The problem with using mockery as an argument is when you stop respecting your opponents and their ideas. Once that happens then it stops being an argument and starts to be satire. Satire is dangerous once you mistake satire for an argument. Satire requires the creation of a straw person. Anyone can be transformed into a straw person and a straw person is easily destroyed. Arguing against people in this fashion creates the illusion that the straw person is the real individual. This in turn creates a cycle of greater contempt for ones opponent and the fashioning of more and more unrealistic straw persons.

Anonymous said...


Knew I could depend on you for the source!

Big-S Skeptic said...

Mockery kills ideas. It laughs at ideas, traditions, questions- it is not kind to anyone. It is antithetical to curiosity. The curious person who is mocked for asking questions grows red in the face and will perhaps learn not to question aloud again.... Reverence and respect only leads to further learning, alternatively.

Obviously, no one enjoys being made fun of. But mockery nevertheless has considerable value. Mockery punctures pretense, erodes illusion. Sometimes this is not to our liking, especially when the pretense and illusion are flattering to ourselves. But mockery is also crucial to tearing down the false idols that we are so effective at creating. Mockery is the anti-venom for the adoration of power and mindless deference to authority that is part of our inheritance as social animals. Some feelings may indeed get hurt when the child announces that the Emperor has no clothes, but sometimes this is the only way forward. Look at the example of Voltaire and the Church.

For that matter, I think that Islam also will only emerge from the middle ages when a Muslim Voltaire steps forward and speaks the truth about the hyper-pious clerics pretending to know God's plan for the universe. "What a fatuous windbag you are!" ibn Voltaire will yell in the middle of the imam's frothy harangue. Some people in the audience, knowing it in their hearts to be true, will giggle in spite of their fear. Then more. Soon the crowd is laughing. The illusion has dissolved, and the people can see clearly that what is in front of them is not the "Voice of God" but just a guy in a robe getting high on all the attention.

That's the Hollywood version, of course. But in reality the process of "de-sanctification" is much the same, just slower. It would be nice if reverential attitudes could lead humanity inexorably toward "the good," but it's just not the case. Reverential attitudes lead to slavery, eventually. If we didn't have that irreverent soul who says "That's a load of crap" and snaps us out of the daydream, we'd all be in big trouble.

Chana said...

Some feelings may indeed get hurt when the child announces that the Emperor has no clothes, but sometimes this is the only way forward.

But see, this is NOT mockery. The child is announcing a truth, a fact, that everyone else is too scared to see but that is nonetheless so- that the Emperor has NO CLOTHES ON. But the child's aim is not to insult or mock the emperor so much as it is to point out the truth everyone else is trying to erase from their minds.
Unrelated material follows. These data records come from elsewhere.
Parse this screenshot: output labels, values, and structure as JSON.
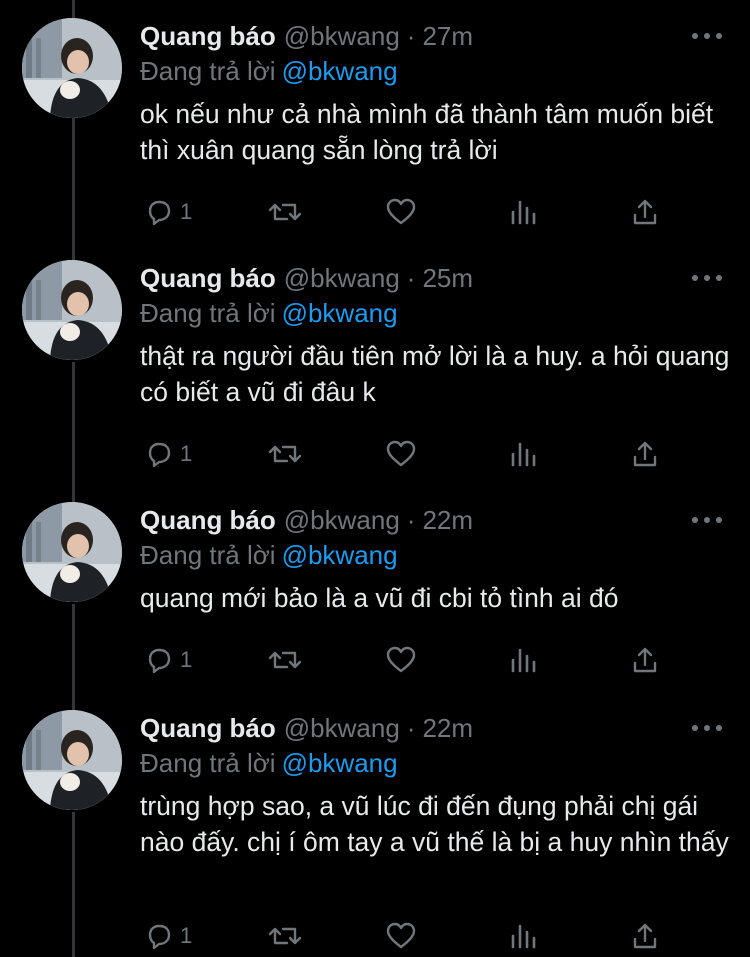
{
  "tweets": [
    {
      "display_name": "Quang báo",
      "handle": "@bkwang",
      "separator": "·",
      "time": "27m",
      "reply_prefix": "Đang trả lời",
      "reply_handle": "@bkwang",
      "text": "ok nếu như cả nhà mình đã thành tâm muốn biết thì xuân quang sẵn lòng trả lời",
      "reply_count": "1"
    },
    {
      "display_name": "Quang báo",
      "handle": "@bkwang",
      "separator": "·",
      "time": "25m",
      "reply_prefix": "Đang trả lời",
      "reply_handle": "@bkwang",
      "text": "thật ra người đầu tiên mở lời là a huy. a hỏi quang có biết a vũ đi đâu k",
      "reply_count": "1"
    },
    {
      "display_name": "Quang báo",
      "handle": "@bkwang",
      "separator": "·",
      "time": "22m",
      "reply_prefix": "Đang trả lời",
      "reply_handle": "@bkwang",
      "text": "quang mới bảo là a vũ đi cbi tỏ tình ai đó",
      "reply_count": "1"
    },
    {
      "display_name": "Quang báo",
      "handle": "@bkwang",
      "separator": "·",
      "time": "22m",
      "reply_prefix": "Đang trả lời",
      "reply_handle": "@bkwang",
      "text": "trùng hợp sao, a vũ lúc đi đến đụng phải chị gái nào đấy. chị í ôm tay a vũ thế là bị a huy nhìn thấy",
      "reply_count": "1"
    }
  ],
  "colors": {
    "background": "#000000",
    "text": "#e7e9ea",
    "muted": "#71767b",
    "accent": "#1d9bf0",
    "thread_line": "#333639"
  },
  "icons": {
    "more": "more-dots-icon",
    "reply": "reply-bubble-icon",
    "retweet": "retweet-icon",
    "like": "heart-icon",
    "views": "views-bar-chart-icon",
    "share": "share-upload-icon"
  }
}
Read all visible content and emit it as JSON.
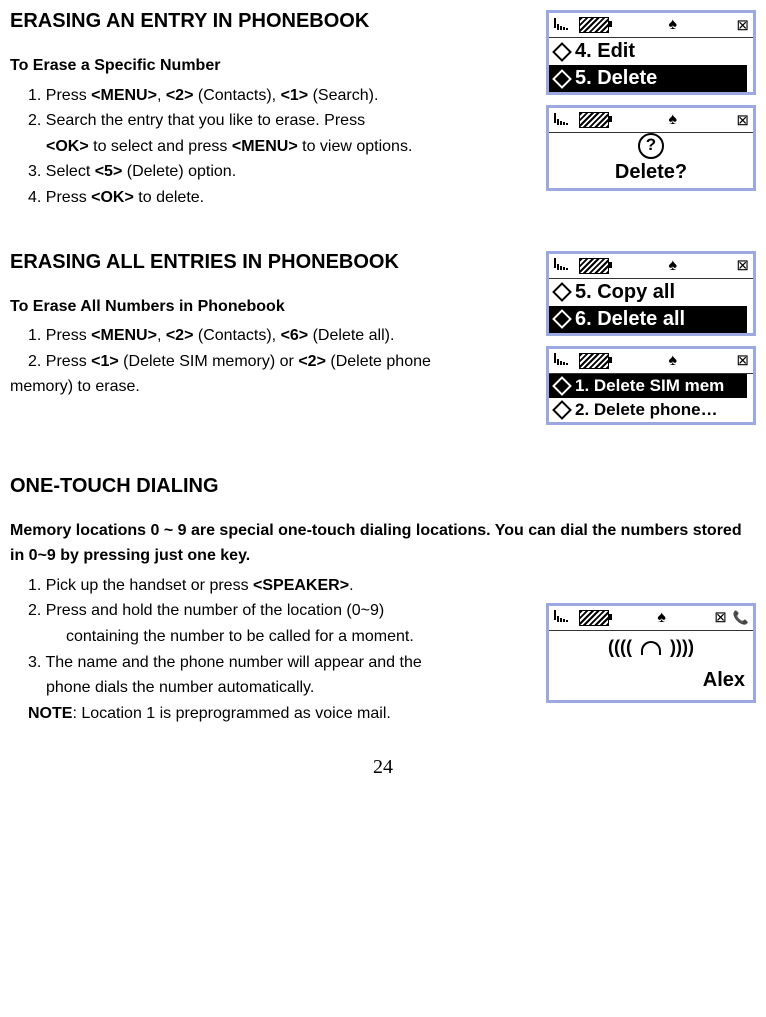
{
  "section1": {
    "title": "ERASING AN ENTRY IN PHONEBOOK",
    "subtitle": "To Erase a Specific Number",
    "step1_pre": "1. Press ",
    "menu": "<MENU>",
    "step1_mid1": ", ",
    "two": "<2>",
    "step1_contacts": " (Contacts), ",
    "one": "<1>",
    "step1_search": " (Search).",
    "step2": "2. Search the entry that you like to erase. Press",
    "step2b_ok": "<OK>",
    "step2b_mid": " to select and press ",
    "step2b_menu": "<MENU>",
    "step2b_end": " to view options.",
    "step3_pre": "3. Select ",
    "five": "<5>",
    "step3_end": " (Delete) option.",
    "step4_pre": "4. Press ",
    "step4_ok": "<OK>",
    "step4_end": " to delete."
  },
  "section2": {
    "title": "ERASING ALL ENTRIES IN PHONEBOOK",
    "subtitle": "To Erase All Numbers in Phonebook",
    "step1_pre": "1. Press ",
    "menu": "<MENU>",
    "step1_mid1": ", ",
    "two": "<2>",
    "step1_contacts": " (Contacts), ",
    "six": "<6>",
    "step1_end": " (Delete all).",
    "step2_pre": "2. Press ",
    "one": "<1>",
    "step2_mid": " (Delete SIM memory) or ",
    "two2": "<2>",
    "step2_end": " (Delete phone",
    "step2_cont": "memory) to erase."
  },
  "section3": {
    "title": "ONE-TOUCH DIALING",
    "intro": "Memory locations 0 ~ 9 are special one-touch dialing locations. You can dial the numbers stored in 0~9 by pressing just one key.",
    "step1_pre": "1. Pick up the handset or press ",
    "speaker": "<SPEAKER>",
    "step1_end": ".",
    "step2": "2. Press and hold the number of the location (0~9)",
    "step2b": "containing the number to be called for   a moment.",
    "step3": "3. The name and the phone number will appear and the",
    "step3b": "phone dials the number automatically.",
    "note_label": "NOTE",
    "note_text": ": Location 1 is preprogrammed as voice mail."
  },
  "screens": {
    "s1_row1": "4. Edit",
    "s1_row2": "5. Delete",
    "s2_text": "Delete?",
    "s3_row1": "5. Copy all",
    "s3_row2": "6. Delete all",
    "s4_row1": "1. Delete SIM mem",
    "s4_row2": "2. Delete phone…",
    "s5_anim": "((((   ☏   ))))",
    "s5_name": "Alex"
  },
  "page": "24"
}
With regard to Voltaire- his use of hyperbole and satire is excellent. Candide is a masterpiece, I agree. However, as another commentator here brought up, here Voltaire is using mockery responsibly (the same way one could use a reductio ad absurdum argument, Voltaire takes Liebniz's ideas to the extreme and shows us how laughable they are.) He is not using mockery without having full knowledge of the material at hand.

This is in contrast to students who do not even have a basic grasp on the Bible/ texts and yet feel themselves equipped to mock.

I suppose what I mean to say is that one must earn the RIGHT to mock, and responsibly mock, and this takes quite a long time.

Lela Harbinger said...

in my experience mockery is usually an indication of a lack of knowledge and or wisdom. it's an easy way out to explain something away because any other way would just be too bothersome.